Website and app data records:
==========

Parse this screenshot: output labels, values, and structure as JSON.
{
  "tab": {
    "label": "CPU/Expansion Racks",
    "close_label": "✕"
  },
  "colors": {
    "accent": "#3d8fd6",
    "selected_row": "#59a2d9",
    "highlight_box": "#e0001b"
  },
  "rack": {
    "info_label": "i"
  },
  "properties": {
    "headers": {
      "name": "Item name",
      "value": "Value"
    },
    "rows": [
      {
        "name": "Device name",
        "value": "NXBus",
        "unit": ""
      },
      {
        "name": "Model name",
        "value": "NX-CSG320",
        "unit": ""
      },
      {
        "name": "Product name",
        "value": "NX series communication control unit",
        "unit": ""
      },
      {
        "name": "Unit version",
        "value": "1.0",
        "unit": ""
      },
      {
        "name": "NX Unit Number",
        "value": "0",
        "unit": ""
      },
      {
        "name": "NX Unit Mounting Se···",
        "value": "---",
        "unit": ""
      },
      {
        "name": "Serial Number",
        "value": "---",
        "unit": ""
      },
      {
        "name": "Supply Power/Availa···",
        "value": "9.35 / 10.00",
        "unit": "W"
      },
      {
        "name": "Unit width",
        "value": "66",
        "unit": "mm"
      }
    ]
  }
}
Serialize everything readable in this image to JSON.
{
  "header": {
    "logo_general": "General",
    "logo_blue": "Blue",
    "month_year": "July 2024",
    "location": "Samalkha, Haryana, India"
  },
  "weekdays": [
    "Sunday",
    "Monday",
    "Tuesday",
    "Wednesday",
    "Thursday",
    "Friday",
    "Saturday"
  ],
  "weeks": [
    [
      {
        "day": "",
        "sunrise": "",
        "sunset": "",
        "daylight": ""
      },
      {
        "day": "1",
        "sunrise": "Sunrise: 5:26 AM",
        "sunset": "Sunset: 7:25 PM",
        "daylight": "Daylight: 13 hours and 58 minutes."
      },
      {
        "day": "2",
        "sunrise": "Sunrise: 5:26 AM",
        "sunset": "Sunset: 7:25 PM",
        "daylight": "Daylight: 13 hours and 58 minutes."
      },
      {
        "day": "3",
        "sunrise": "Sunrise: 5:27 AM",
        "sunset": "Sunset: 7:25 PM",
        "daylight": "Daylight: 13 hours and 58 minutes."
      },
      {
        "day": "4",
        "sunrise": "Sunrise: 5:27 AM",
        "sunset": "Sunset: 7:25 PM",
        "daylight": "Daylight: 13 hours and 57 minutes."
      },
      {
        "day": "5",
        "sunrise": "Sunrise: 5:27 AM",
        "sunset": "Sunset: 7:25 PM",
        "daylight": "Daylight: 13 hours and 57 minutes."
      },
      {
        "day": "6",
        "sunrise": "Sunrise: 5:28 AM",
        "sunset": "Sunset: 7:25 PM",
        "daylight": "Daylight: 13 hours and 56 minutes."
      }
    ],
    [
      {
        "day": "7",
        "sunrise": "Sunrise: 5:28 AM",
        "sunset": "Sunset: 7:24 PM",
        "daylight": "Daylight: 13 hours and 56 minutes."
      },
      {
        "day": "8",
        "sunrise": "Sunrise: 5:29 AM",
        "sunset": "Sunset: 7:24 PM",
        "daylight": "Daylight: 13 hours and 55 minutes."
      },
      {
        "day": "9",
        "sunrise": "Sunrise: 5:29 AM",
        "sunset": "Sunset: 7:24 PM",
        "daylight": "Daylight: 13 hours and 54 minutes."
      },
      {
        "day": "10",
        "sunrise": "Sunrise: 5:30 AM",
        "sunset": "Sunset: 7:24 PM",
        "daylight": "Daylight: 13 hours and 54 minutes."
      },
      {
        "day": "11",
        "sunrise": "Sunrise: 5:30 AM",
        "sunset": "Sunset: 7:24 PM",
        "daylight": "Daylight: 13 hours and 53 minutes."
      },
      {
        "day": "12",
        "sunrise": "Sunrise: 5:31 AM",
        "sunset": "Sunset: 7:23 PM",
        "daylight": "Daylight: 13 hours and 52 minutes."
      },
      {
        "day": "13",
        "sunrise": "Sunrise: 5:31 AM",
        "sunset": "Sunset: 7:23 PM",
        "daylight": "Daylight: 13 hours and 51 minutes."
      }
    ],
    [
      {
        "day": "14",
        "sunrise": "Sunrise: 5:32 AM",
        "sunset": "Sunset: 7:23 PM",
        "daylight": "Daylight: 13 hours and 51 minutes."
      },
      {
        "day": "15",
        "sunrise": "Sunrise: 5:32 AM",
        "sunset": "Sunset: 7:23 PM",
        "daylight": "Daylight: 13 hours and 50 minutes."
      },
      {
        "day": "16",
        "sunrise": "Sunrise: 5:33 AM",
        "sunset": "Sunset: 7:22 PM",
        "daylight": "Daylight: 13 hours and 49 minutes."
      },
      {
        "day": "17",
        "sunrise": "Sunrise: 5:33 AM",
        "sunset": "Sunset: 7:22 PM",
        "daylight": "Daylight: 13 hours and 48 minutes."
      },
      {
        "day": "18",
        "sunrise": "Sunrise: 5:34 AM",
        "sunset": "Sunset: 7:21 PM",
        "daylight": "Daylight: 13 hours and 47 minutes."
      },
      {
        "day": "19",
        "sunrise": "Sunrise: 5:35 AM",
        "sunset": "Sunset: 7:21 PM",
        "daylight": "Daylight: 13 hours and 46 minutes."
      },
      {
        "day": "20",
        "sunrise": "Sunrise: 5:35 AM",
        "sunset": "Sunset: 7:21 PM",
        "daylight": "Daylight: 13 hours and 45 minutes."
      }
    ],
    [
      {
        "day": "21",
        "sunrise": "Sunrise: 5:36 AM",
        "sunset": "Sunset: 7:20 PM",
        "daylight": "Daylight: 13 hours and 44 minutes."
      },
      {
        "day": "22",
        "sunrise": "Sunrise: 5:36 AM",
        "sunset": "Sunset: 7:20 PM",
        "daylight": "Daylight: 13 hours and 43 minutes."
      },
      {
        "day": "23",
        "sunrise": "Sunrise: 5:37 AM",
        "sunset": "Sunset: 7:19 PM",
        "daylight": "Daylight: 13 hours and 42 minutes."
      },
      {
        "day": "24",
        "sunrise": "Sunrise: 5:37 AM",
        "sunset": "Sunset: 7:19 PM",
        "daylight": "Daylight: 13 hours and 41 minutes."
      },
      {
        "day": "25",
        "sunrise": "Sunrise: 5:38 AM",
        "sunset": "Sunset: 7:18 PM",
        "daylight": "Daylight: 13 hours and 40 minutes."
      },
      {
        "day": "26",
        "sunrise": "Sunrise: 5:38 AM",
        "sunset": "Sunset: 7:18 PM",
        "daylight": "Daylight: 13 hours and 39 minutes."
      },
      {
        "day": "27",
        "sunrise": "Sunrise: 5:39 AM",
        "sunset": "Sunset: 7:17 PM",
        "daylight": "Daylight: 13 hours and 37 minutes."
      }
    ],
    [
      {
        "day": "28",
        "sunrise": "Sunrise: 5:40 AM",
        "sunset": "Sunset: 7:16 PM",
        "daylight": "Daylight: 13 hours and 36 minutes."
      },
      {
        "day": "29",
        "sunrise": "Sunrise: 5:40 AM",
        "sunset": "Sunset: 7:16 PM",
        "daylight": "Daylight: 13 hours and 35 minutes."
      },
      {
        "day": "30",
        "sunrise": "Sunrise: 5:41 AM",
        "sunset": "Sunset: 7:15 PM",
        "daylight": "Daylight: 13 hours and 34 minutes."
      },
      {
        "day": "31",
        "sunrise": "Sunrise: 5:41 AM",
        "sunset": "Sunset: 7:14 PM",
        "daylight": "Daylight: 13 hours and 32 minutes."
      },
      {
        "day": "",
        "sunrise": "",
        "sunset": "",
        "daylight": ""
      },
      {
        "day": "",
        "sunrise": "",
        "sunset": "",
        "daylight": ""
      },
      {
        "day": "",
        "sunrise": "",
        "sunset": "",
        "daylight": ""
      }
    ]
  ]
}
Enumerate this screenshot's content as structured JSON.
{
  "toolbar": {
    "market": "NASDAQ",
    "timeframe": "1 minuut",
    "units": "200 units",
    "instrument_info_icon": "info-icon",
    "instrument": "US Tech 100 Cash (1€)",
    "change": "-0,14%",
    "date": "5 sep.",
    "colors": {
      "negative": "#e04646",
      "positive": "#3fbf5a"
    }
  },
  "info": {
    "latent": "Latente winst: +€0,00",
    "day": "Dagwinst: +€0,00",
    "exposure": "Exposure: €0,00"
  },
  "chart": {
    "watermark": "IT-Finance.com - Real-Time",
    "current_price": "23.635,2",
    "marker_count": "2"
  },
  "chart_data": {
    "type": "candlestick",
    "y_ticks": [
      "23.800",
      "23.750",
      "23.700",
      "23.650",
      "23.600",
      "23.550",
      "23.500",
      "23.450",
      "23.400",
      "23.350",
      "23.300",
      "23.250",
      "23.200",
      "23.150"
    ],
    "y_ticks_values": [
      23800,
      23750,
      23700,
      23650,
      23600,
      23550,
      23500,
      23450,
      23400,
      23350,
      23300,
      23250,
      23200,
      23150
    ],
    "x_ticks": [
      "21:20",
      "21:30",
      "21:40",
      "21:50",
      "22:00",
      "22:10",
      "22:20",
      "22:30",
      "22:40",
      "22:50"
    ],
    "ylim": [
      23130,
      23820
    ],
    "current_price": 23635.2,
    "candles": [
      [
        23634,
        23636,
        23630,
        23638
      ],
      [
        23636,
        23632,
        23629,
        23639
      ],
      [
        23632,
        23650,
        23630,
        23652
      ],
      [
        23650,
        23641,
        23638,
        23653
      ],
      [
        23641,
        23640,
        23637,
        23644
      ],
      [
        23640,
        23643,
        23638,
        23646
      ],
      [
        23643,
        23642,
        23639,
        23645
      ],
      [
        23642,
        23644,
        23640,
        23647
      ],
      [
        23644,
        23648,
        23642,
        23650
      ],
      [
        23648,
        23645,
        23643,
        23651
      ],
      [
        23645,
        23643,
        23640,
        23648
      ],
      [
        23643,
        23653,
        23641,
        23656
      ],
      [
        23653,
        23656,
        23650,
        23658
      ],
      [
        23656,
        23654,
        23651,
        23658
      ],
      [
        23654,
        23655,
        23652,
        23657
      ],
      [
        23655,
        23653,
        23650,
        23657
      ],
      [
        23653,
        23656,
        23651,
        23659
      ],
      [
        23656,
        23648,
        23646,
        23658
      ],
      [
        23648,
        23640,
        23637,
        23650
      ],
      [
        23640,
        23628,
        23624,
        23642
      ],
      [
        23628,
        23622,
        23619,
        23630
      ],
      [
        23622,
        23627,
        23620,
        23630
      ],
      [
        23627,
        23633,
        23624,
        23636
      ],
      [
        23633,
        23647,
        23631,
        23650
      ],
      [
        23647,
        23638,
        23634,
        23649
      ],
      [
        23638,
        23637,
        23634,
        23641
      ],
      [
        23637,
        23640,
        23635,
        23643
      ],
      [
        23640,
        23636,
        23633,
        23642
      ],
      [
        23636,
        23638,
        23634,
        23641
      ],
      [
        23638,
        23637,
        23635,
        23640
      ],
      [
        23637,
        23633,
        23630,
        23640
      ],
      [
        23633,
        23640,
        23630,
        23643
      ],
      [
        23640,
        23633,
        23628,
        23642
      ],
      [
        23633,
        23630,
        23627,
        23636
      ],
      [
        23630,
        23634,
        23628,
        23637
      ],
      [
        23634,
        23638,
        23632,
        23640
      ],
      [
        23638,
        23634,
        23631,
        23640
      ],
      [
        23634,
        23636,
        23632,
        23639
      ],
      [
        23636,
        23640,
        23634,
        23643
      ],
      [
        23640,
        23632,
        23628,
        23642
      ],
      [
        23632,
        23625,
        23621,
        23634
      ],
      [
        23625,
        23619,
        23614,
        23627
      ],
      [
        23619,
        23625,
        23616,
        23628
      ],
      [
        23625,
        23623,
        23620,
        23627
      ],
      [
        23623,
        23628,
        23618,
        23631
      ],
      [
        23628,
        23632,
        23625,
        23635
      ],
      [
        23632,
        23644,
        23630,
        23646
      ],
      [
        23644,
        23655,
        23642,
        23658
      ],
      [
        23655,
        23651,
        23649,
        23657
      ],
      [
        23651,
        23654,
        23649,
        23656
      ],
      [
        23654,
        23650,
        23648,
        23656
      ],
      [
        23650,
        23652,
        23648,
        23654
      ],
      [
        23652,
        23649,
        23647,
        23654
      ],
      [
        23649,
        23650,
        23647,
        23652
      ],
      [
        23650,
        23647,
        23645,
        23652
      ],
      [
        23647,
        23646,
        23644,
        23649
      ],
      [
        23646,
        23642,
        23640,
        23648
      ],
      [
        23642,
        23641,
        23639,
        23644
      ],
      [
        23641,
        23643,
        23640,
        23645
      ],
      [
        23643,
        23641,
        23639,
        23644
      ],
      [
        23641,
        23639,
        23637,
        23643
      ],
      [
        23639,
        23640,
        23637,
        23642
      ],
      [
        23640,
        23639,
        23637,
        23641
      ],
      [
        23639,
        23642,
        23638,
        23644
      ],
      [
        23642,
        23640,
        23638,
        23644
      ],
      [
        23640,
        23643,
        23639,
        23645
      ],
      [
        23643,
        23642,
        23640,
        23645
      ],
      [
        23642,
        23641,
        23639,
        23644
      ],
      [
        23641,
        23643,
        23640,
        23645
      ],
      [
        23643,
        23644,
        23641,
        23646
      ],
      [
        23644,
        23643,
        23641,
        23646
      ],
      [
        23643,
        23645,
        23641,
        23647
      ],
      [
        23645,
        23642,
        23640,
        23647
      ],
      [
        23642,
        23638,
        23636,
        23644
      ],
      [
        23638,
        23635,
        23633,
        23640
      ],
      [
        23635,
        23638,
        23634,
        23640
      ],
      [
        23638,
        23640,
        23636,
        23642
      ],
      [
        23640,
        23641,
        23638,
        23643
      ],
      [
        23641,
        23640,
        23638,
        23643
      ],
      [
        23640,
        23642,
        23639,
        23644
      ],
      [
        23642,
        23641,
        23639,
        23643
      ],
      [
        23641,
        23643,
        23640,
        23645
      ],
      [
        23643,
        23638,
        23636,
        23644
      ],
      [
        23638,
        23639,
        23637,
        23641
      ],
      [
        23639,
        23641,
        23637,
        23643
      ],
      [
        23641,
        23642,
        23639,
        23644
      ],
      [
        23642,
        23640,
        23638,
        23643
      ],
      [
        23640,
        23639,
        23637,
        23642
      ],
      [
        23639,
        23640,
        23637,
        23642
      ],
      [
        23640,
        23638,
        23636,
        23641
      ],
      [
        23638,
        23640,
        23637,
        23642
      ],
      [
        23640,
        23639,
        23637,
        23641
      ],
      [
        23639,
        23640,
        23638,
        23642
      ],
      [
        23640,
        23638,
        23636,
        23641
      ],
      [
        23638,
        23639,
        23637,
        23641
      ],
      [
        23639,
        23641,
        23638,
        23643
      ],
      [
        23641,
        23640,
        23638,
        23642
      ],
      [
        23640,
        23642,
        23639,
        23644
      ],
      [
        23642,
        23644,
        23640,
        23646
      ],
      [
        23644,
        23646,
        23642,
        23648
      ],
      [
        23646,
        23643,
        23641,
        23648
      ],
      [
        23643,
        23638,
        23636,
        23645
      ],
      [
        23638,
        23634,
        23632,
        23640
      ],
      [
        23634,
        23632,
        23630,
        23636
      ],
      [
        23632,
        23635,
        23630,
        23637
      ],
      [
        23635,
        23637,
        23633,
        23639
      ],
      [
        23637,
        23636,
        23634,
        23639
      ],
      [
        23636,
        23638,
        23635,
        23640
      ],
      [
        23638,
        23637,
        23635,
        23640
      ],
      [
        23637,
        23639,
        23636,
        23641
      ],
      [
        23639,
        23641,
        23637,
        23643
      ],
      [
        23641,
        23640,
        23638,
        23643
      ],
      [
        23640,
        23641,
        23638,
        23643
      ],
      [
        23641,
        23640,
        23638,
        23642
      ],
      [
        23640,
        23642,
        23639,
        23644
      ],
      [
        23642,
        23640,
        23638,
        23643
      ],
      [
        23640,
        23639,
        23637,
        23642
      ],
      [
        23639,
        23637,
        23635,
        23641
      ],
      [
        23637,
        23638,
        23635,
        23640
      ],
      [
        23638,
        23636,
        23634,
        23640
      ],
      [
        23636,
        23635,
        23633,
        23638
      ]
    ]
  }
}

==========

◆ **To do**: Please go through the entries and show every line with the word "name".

◆ **Written answer**:
      "name": "Item name",
        "name": "Device name",
        "name": "Model name",
        "name": "Product name",
        "name": "Unit version",
        "name": "NX Unit Number",
        "name": "NX Unit Mounting Se···",
        "name": "Serial Number",
        "name": "Supply Power/Availa···",
        "name": "Unit width",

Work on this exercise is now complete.